Psittaciformes comprise roughly 372 species of parrots found in most tropical and subtropical regions. Strigopidae (New Zealand parrots) are a basal lineage which are sister to all other parrots. Cacatuidae (Cockatoos) have a movable head crest, and lack the feather texture which, in the Psittacidae ("True parrots"), scatters light and produces their contrasting colours. The upper mandible of parrot bill curves downward and is not fused to the skull. This feature allows it to move independently, and contributes to the tremendous biting pressure the birds are able to exert. In addition, there are touch receptors along the inner edges of the kerantinised bill, which allow for highly dextrous manipulations. Parrots eat mainly seeds, nuts, fruit, buds and other plant material.
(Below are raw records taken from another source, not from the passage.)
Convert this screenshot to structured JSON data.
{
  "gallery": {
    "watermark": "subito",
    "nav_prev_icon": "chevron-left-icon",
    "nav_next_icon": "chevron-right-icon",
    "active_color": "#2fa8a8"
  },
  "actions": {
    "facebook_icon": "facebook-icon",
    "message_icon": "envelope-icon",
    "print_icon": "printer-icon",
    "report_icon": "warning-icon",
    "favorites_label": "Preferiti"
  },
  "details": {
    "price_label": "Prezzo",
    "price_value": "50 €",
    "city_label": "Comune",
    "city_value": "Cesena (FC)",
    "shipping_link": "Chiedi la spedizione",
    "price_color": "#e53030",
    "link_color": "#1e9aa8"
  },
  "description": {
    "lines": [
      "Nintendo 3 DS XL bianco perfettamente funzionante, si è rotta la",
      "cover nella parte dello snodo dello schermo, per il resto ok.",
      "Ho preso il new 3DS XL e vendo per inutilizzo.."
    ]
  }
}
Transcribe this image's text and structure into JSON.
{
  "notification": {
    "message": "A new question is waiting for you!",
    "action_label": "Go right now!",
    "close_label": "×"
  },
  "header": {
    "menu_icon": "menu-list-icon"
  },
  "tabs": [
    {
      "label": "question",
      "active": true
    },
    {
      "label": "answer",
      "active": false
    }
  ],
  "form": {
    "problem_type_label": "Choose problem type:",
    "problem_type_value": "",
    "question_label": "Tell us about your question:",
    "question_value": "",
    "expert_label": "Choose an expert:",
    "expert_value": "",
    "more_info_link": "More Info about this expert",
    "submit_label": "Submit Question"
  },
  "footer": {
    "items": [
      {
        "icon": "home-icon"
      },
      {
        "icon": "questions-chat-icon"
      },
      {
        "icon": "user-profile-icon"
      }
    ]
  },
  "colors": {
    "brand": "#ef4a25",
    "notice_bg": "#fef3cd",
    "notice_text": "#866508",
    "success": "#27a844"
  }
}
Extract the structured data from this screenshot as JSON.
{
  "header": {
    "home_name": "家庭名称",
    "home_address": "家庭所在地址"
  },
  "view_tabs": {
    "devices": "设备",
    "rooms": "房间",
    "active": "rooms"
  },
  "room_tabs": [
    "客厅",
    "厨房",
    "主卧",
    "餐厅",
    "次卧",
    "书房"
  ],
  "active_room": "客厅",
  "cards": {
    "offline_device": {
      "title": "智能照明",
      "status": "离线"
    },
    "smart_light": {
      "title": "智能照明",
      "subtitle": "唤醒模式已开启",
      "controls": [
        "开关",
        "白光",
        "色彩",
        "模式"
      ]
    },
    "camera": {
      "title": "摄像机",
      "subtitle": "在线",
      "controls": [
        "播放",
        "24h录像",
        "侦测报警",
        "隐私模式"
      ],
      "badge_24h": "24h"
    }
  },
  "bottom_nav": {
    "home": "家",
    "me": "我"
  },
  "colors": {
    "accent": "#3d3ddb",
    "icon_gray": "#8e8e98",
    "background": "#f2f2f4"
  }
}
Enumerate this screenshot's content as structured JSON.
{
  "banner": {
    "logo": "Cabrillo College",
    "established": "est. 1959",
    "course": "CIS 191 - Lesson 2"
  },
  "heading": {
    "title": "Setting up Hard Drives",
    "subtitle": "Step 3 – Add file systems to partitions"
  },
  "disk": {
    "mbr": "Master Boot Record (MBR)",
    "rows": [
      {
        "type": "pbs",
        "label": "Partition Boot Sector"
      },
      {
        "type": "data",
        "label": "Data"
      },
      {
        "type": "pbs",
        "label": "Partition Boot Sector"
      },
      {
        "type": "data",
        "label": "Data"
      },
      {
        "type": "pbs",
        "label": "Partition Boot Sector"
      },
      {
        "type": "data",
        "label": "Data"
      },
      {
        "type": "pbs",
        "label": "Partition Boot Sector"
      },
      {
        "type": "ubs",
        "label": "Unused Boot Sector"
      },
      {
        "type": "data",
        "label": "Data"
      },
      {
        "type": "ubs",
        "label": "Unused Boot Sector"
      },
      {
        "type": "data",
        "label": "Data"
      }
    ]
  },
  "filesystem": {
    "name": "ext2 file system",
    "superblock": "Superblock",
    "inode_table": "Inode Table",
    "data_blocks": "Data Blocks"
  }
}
Parrots are monogamous. Courtship and behaviour to maintain the pair bond may include vocalizations, bill-caressing, mutual preening, bowing, wing-raising, tail-spreading, and feeding of the mate. Almost all parrots nest in tree hollows and lay white eggs from which hatch altricial (helpless) young.

Parakeeet (Perruche in French) is a name for any one of a large number of unrelated small to medium sized species of parrot, that generally have long tail feathers.

Parrots, along with Corvidae (ravens, crows, jays and magpies), are among the most intelligent birds. While parrots are able to mimic human speech, studies with the Grey Parrots (Psittacus erythacus) Alex and N'kisi have suggested that some are able to associate words with their meanings and form simple sentences. The brain-to body size ratio of psittacines and corvines is actually comparable to that of higher primates. Although birds have a relatively small cerebral cortex, it has been contended that birds use a different part of the brain, the medio-rostral neostriatum / hyperstriatum ventrale, as the seat of their intelligence. In addition, some species of parrot such as the Kea are also highly skilled at using tools and solving puzzles.

Hackett SJ et al (2008): Phylogenomic Studies of Birds

Suh A et al (2011): Mezozoic retroposons reveal parrots as the closest living relative of passerine birds. nat Commun.2:443 doi :10.1038/ncomms 1448 (2011).